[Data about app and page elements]
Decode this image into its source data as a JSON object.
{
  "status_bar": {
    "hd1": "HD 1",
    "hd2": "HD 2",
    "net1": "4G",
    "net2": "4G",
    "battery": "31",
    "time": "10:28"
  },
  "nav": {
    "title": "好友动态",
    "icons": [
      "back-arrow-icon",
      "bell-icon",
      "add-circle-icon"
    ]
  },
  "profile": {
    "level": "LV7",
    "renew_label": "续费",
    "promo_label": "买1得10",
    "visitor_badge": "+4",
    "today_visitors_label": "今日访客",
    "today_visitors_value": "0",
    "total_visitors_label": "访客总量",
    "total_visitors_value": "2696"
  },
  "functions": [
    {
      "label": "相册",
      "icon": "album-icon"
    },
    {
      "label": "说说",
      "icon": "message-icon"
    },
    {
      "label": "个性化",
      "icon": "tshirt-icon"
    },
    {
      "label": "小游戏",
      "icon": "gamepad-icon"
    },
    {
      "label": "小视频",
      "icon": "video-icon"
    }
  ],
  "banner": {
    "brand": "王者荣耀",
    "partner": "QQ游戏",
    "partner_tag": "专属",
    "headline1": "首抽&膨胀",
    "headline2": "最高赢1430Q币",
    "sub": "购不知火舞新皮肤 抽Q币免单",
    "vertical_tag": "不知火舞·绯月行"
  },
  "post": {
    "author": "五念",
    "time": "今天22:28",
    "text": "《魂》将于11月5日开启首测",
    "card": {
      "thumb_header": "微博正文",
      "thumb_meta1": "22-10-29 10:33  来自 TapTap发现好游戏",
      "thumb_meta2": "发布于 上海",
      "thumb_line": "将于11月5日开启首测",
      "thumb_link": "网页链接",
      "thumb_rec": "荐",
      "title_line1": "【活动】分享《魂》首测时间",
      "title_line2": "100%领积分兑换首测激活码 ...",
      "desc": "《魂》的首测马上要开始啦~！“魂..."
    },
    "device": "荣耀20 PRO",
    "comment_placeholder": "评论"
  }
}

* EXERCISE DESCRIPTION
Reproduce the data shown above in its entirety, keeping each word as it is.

* SOLVED EXERCISE
Decode this image into its source data as a JSON object.
{
  "status_bar": {
    "hd1": "HD 1",
    "hd2": "HD 2",
    "net1": "4G",
    "net2": "4G",
    "battery": "31",
    "time": "10:28"
  },
  "nav": {
    "title": "好友动态",
    "icons": [
      "back-arrow-icon",
      "bell-icon",
      "add-circle-icon"
    ]
  },
  "profile": {
    "level": "LV7",
    "renew_label": "续费",
    "promo_label": "买1得10",
    "visitor_badge": "+4",
    "today_visitors_label": "今日访客",
    "today_visitors_value": "0",
    "total_visitors_label": "访客总量",
    "total_visitors_value": "2696"
  },
  "functions": [
    {
      "label": "相册",
      "icon": "album-icon"
    },
    {
      "label": "说说",
      "icon": "message-icon"
    },
    {
      "label": "个性化",
      "icon": "tshirt-icon"
    },
    {
      "label": "小游戏",
      "icon": "gamepad-icon"
    },
    {
      "label": "小视频",
      "icon": "video-icon"
    }
  ],
  "banner": {
    "brand": "王者荣耀",
    "partner": "QQ游戏",
    "partner_tag": "专属",
    "headline1": "首抽&膨胀",
    "headline2": "最高赢1430Q币",
    "sub": "购不知火舞新皮肤 抽Q币免单",
    "vertical_tag": "不知火舞·绯月行"
  },
  "post": {
    "author": "五念",
    "time": "今天22:28",
    "text": "《魂》将于11月5日开启首测",
    "card": {
      "thumb_header": "微博正文",
      "thumb_meta1": "22-10-29 10:33  来自 TapTap发现好游戏",
      "thumb_meta2": "发布于 上海",
      "thumb_line": "将于11月5日开启首测",
      "thumb_link": "网页链接",
      "thumb_rec": "荐",
      "title_line1": "【活动】分享《魂》首测时间",
      "title_line2": "100%领积分兑换首测激活码 ...",
      "desc": "《魂》的首测马上要开始啦~！“魂..."
    },
    "device": "荣耀20 PRO",
    "comment_placeholder": "评论"
  }
}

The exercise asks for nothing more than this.